== Work required ==
Would you please copy every line from the records that contains the word "JSON"?

(Stored dataset items)
▽
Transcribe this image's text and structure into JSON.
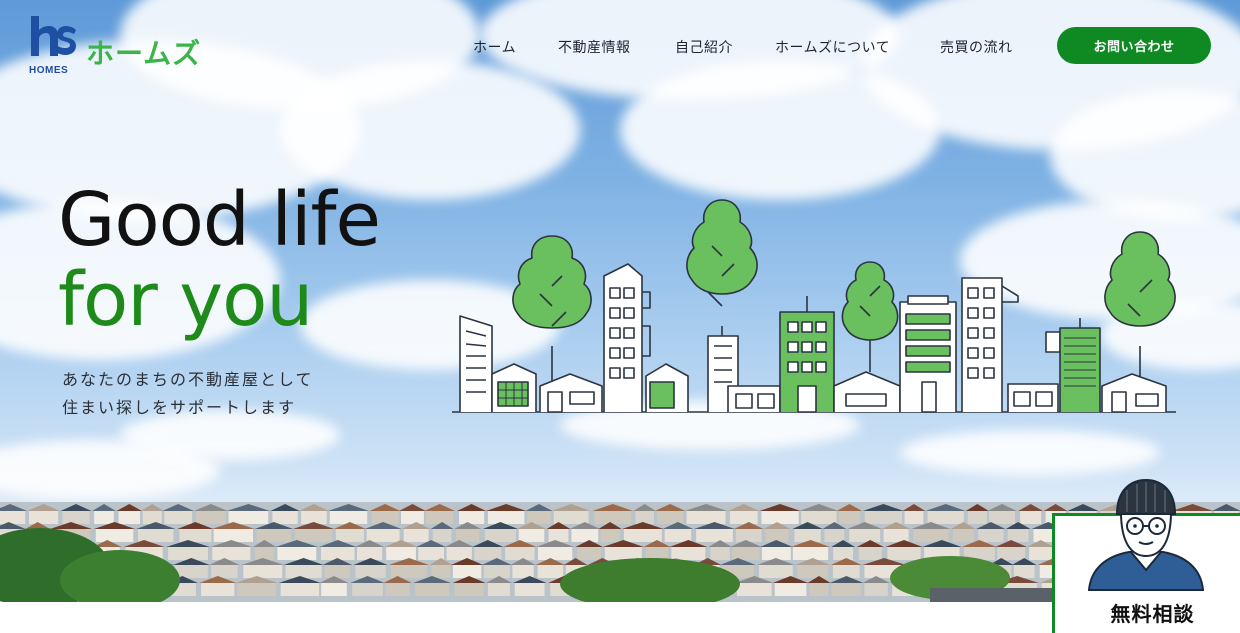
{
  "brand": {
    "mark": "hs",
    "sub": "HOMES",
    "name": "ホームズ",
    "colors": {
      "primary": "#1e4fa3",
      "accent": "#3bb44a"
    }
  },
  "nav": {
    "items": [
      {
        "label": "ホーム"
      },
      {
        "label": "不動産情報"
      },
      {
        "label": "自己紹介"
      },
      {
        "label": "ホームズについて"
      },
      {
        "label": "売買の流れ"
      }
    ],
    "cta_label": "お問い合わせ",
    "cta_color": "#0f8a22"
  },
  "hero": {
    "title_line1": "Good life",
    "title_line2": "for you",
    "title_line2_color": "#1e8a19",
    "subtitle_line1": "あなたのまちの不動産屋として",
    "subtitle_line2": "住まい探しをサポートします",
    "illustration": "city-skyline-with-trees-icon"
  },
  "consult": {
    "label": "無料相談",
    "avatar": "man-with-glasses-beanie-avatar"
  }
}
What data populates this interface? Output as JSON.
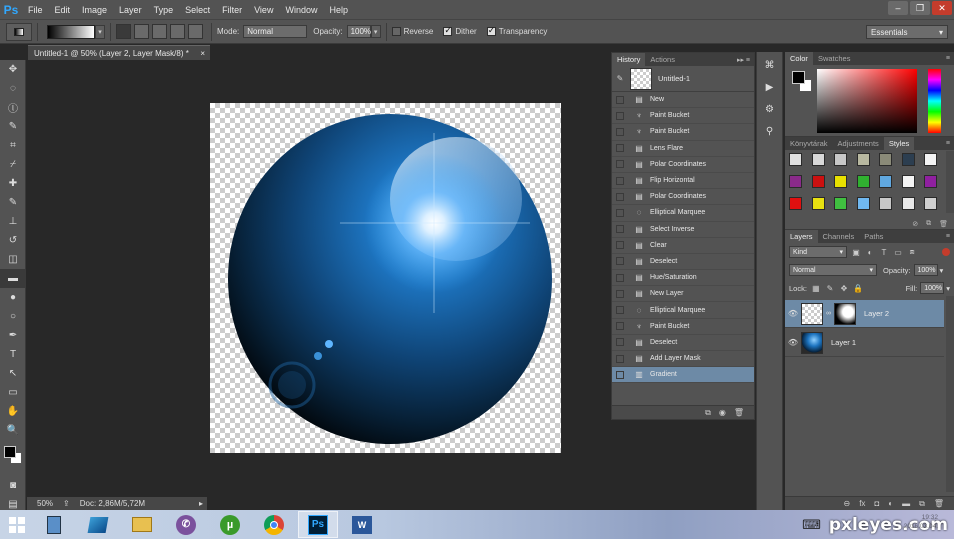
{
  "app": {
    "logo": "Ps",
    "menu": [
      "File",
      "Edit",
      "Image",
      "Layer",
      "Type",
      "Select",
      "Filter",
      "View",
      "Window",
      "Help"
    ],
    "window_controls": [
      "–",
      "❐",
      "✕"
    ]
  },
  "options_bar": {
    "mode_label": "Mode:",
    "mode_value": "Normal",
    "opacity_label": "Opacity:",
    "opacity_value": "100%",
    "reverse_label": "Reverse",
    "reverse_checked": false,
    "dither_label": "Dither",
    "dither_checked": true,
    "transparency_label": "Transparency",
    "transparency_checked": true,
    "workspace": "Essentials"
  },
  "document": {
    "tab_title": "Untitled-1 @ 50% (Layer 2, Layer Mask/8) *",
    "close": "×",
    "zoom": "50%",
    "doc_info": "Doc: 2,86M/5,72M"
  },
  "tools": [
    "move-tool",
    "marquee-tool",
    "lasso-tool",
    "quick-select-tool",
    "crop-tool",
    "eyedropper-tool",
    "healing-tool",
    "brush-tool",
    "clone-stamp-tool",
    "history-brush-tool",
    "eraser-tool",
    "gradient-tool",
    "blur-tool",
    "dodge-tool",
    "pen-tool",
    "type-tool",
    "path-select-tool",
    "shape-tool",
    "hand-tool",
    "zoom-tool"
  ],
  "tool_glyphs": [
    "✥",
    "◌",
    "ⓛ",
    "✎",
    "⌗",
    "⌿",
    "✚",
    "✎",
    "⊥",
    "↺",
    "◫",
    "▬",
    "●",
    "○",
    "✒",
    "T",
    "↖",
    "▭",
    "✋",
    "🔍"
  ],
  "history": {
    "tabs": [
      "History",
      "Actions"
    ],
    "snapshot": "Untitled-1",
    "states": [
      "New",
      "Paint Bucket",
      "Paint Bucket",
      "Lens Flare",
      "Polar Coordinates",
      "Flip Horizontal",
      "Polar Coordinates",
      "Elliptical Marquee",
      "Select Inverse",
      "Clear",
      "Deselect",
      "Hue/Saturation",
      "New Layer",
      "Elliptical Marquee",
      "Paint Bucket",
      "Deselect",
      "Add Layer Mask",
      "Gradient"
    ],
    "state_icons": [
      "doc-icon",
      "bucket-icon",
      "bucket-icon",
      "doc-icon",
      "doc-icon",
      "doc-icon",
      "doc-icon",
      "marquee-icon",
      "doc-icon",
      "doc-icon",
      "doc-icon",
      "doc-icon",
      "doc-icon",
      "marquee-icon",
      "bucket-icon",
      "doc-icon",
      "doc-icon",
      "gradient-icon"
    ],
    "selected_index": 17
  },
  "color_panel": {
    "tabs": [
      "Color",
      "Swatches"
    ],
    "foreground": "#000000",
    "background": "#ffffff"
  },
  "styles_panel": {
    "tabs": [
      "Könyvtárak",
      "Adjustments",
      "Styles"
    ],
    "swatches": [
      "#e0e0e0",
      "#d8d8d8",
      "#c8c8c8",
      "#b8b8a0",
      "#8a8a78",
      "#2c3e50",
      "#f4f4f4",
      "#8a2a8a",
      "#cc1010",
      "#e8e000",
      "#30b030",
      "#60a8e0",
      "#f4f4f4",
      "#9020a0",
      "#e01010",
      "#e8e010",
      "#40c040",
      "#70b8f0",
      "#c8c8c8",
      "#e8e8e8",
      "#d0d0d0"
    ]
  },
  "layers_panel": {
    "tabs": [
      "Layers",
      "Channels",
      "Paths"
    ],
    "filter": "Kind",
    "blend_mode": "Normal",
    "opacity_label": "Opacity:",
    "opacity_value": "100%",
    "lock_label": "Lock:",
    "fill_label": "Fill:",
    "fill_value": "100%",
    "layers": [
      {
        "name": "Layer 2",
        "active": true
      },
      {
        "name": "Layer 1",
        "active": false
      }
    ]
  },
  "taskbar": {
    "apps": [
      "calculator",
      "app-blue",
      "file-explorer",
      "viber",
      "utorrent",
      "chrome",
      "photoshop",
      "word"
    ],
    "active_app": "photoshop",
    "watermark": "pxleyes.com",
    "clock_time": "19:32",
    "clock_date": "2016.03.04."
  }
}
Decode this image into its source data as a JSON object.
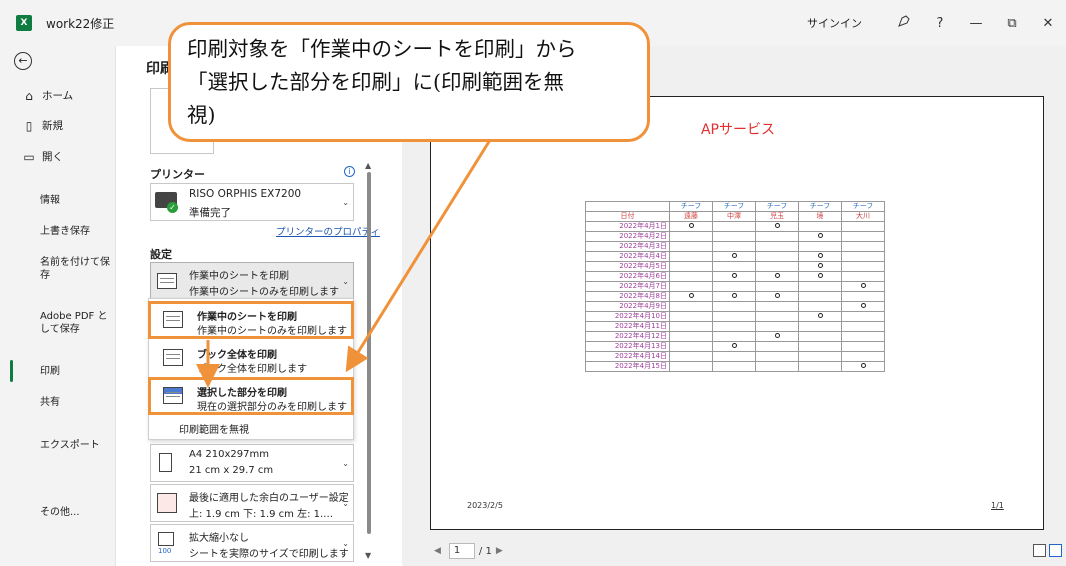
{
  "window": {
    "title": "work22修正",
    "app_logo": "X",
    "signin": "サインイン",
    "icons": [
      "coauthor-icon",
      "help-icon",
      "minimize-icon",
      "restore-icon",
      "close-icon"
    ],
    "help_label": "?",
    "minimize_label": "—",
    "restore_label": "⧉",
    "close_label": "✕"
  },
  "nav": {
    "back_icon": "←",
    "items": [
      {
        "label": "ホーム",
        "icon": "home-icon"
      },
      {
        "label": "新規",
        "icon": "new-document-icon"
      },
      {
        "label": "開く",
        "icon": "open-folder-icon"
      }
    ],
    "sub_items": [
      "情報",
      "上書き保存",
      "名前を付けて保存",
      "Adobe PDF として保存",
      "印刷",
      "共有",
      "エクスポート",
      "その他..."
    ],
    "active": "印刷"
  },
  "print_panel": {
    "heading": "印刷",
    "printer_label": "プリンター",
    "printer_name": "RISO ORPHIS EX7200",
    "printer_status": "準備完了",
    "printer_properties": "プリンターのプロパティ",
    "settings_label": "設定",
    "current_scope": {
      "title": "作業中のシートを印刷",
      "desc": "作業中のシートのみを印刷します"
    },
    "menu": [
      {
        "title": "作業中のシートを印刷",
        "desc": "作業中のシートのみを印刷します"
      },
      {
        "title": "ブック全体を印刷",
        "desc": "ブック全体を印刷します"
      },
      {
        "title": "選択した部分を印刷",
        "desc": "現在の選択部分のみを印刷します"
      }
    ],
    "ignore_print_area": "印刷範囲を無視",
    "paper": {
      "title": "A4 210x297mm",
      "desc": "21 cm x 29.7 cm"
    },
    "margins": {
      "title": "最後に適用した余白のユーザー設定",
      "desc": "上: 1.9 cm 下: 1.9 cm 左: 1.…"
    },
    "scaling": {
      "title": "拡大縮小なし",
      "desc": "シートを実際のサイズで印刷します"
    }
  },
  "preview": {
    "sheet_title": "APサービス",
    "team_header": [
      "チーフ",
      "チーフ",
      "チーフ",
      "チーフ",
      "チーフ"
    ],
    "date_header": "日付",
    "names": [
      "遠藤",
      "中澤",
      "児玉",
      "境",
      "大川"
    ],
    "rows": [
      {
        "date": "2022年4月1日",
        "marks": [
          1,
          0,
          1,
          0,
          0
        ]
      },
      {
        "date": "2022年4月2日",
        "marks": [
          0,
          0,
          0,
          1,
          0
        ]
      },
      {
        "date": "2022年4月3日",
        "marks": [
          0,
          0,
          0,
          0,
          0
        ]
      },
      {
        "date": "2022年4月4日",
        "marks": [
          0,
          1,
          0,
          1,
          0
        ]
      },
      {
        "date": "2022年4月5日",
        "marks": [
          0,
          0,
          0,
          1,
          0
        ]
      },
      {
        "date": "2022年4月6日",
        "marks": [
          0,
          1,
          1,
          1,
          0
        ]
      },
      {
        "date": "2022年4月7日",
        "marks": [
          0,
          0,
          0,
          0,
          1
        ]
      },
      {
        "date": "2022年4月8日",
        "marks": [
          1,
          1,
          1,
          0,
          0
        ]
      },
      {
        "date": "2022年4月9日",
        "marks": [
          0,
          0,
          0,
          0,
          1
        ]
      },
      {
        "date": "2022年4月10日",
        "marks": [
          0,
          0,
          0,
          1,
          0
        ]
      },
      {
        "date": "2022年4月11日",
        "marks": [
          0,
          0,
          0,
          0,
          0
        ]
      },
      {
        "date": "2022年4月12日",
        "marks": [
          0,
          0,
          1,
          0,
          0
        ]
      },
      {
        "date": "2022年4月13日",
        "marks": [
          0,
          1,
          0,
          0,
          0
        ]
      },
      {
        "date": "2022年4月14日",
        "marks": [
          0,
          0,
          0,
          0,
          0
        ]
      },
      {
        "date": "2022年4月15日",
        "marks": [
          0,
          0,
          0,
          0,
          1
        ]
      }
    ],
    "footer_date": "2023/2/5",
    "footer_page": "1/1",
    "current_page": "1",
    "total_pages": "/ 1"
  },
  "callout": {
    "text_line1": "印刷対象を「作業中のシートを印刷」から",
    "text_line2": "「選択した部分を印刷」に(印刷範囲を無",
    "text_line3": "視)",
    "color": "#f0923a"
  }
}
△
== Finished exercise ==
Transcribe this image's text and structure into JSON.
What data populates this interface? Output as JSON.
Decode this image into its source data as a JSON object.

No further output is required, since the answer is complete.